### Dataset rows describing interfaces
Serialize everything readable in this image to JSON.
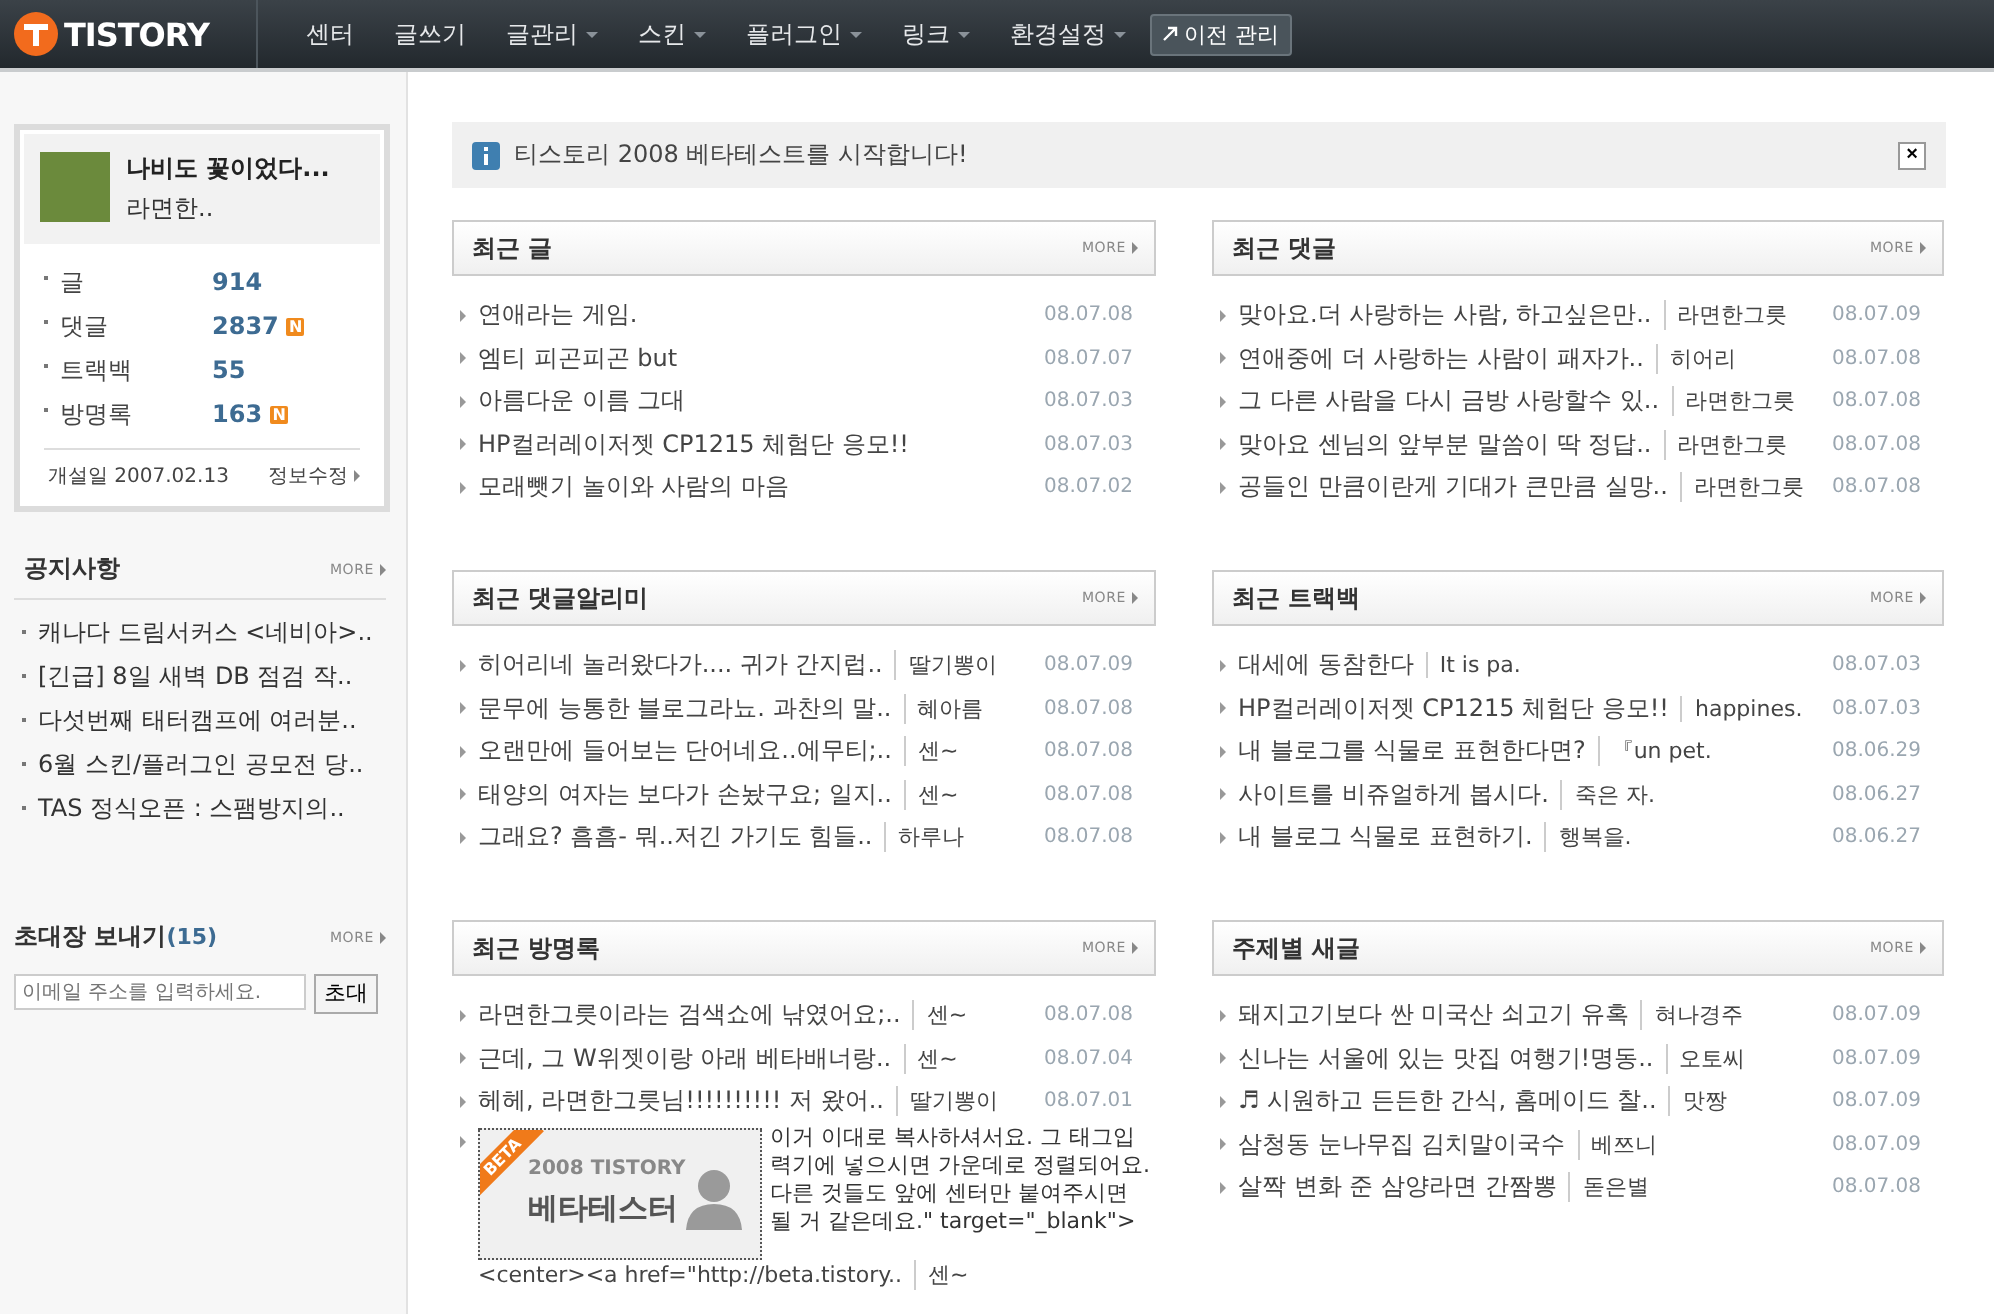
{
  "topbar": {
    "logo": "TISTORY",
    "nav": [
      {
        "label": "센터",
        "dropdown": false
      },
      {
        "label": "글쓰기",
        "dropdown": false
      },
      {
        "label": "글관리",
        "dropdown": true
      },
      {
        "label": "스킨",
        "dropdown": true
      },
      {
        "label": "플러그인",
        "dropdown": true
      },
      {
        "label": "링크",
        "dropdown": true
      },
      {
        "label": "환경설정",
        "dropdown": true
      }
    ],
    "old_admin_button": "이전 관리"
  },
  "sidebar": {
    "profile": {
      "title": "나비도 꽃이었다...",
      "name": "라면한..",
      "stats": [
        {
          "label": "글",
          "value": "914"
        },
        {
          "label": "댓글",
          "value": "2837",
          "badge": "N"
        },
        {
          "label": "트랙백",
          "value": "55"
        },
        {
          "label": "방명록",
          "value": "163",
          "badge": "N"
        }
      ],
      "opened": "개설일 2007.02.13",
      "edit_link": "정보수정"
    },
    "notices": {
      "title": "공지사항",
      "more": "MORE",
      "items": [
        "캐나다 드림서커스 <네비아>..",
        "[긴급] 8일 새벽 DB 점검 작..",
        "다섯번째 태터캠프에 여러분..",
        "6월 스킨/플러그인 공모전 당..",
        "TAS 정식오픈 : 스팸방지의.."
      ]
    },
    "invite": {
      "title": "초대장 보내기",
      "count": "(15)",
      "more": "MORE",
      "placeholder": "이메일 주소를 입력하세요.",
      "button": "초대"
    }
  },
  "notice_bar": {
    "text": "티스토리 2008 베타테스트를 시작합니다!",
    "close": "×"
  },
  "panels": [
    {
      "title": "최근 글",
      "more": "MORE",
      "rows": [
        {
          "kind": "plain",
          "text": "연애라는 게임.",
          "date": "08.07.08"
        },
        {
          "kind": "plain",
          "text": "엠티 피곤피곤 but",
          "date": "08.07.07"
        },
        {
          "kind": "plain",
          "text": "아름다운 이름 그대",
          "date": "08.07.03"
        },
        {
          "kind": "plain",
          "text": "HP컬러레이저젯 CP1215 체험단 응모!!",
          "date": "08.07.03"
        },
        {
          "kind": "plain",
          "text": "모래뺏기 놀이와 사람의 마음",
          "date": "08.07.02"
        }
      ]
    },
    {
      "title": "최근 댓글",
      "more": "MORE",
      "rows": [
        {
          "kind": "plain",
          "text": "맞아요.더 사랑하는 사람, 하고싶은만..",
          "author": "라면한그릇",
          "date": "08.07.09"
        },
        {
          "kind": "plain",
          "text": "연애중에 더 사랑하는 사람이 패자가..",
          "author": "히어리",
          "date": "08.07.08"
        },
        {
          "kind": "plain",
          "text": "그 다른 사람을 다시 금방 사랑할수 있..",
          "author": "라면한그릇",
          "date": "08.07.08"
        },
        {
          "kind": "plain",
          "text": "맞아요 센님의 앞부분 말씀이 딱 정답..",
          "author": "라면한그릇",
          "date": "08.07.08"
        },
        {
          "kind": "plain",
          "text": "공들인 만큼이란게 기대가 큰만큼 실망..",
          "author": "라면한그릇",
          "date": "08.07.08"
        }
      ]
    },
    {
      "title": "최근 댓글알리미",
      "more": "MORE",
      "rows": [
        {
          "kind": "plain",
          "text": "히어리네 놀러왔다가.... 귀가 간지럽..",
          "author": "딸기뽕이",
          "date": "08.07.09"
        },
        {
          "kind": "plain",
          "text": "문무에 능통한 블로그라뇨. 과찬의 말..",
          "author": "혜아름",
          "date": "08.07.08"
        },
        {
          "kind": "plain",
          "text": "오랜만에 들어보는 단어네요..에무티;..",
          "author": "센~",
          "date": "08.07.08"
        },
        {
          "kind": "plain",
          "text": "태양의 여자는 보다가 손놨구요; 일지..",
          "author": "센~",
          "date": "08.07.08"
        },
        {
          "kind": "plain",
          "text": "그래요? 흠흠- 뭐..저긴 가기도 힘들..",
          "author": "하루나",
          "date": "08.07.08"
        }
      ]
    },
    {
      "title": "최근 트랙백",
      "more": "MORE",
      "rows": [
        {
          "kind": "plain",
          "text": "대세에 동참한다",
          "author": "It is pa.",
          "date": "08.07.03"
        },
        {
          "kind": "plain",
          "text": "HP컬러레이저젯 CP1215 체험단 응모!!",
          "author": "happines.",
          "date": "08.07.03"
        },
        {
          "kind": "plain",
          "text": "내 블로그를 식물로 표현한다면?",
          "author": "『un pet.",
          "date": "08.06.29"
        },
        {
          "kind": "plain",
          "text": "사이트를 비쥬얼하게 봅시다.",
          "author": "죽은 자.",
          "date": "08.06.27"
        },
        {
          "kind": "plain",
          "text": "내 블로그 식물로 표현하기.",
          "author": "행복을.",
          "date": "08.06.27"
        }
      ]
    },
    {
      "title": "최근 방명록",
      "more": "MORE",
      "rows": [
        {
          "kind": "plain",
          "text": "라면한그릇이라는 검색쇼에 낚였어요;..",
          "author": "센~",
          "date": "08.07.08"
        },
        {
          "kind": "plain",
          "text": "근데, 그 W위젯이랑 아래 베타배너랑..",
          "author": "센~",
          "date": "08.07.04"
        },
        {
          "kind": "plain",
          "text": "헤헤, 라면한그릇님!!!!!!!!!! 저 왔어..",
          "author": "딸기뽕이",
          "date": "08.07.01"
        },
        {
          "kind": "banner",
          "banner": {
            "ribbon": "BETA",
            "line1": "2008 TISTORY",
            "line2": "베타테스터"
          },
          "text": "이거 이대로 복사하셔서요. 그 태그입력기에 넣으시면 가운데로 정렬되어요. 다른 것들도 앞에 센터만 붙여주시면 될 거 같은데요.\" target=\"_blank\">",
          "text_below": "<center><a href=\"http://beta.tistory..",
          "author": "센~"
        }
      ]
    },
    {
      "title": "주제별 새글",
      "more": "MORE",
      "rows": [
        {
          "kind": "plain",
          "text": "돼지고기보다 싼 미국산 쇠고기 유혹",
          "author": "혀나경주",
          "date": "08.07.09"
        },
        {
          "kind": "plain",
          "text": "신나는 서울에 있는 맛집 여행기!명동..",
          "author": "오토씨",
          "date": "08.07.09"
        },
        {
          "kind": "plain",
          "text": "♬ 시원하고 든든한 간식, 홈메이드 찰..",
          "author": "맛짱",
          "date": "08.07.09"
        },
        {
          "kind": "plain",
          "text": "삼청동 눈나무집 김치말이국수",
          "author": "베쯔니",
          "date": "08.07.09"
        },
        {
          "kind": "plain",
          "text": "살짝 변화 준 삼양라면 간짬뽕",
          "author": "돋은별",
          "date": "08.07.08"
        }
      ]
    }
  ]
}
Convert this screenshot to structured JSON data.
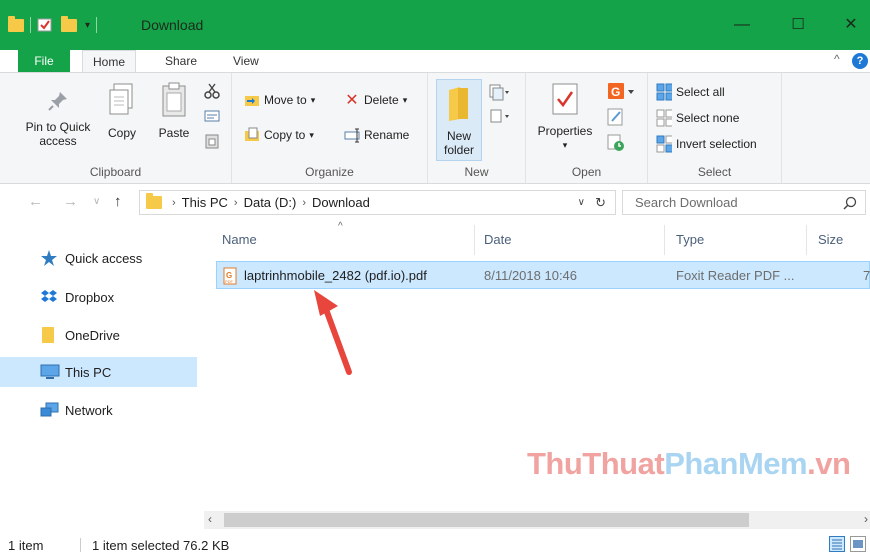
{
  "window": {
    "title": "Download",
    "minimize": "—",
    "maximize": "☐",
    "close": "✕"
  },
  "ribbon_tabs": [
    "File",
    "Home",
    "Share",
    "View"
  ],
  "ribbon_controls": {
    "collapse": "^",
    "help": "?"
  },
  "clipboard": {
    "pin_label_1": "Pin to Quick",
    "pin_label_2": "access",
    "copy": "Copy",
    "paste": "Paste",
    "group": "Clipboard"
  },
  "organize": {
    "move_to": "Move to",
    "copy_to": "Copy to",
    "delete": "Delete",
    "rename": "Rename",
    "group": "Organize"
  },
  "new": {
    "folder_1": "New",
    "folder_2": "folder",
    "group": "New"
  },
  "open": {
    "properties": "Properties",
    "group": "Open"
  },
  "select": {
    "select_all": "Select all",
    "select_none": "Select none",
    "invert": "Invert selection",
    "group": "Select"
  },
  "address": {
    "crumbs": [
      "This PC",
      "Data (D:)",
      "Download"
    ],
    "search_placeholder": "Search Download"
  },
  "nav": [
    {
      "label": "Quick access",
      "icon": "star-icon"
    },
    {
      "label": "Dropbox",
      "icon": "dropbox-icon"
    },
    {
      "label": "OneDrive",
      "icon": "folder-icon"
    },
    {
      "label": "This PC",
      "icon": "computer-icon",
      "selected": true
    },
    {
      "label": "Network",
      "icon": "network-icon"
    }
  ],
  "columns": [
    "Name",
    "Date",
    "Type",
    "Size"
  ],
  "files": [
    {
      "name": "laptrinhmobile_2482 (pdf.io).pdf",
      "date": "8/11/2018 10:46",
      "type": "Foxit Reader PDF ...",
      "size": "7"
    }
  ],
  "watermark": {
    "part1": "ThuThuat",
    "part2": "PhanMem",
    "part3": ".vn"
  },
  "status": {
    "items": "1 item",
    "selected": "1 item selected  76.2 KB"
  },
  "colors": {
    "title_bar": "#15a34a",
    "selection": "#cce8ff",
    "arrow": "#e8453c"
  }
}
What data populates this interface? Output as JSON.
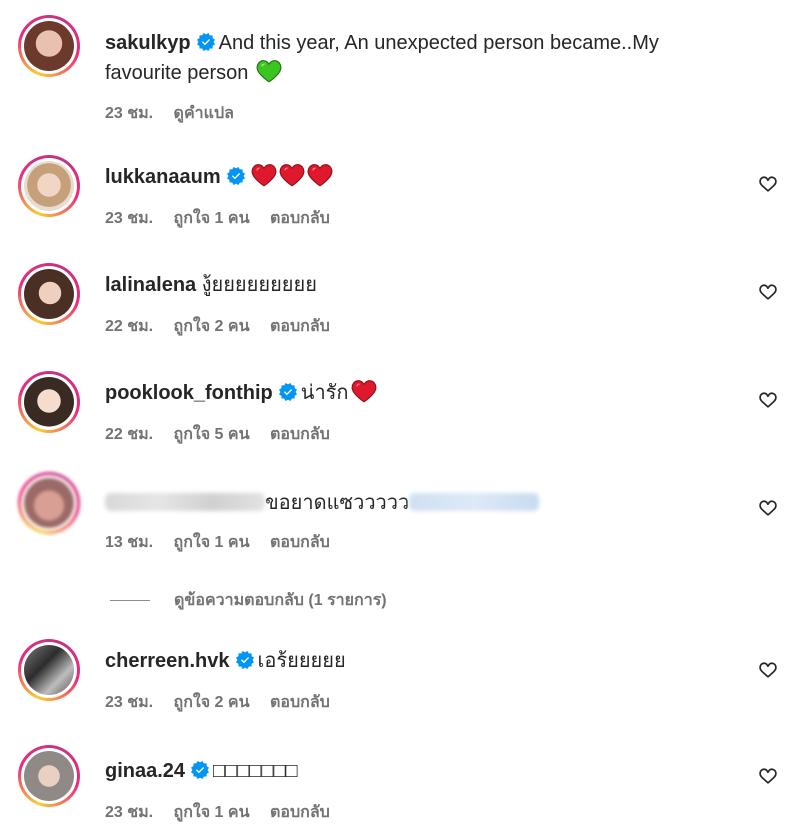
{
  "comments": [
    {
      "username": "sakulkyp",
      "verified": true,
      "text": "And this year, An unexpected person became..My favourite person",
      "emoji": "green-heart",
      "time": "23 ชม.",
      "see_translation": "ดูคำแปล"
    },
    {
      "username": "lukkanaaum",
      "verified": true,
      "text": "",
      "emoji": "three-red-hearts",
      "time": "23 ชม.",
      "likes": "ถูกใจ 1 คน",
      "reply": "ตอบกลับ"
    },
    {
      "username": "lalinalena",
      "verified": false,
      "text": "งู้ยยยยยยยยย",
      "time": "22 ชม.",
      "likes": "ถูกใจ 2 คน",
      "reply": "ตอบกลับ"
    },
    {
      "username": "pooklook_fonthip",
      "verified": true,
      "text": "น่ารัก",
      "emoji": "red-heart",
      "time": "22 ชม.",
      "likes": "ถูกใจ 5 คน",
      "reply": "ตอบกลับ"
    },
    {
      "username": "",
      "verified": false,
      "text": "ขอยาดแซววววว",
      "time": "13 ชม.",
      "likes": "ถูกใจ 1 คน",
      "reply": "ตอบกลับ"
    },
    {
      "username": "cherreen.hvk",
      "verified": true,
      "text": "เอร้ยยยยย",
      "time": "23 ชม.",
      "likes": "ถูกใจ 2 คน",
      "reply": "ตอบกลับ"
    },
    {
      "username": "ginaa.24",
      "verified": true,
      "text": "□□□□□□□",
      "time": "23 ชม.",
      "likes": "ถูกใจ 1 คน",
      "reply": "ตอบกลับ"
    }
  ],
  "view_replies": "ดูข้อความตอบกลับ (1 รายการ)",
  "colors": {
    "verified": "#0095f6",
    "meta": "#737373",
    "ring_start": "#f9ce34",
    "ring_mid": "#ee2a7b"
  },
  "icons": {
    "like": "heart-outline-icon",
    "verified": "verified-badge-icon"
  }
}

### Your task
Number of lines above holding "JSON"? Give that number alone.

### Completed task
3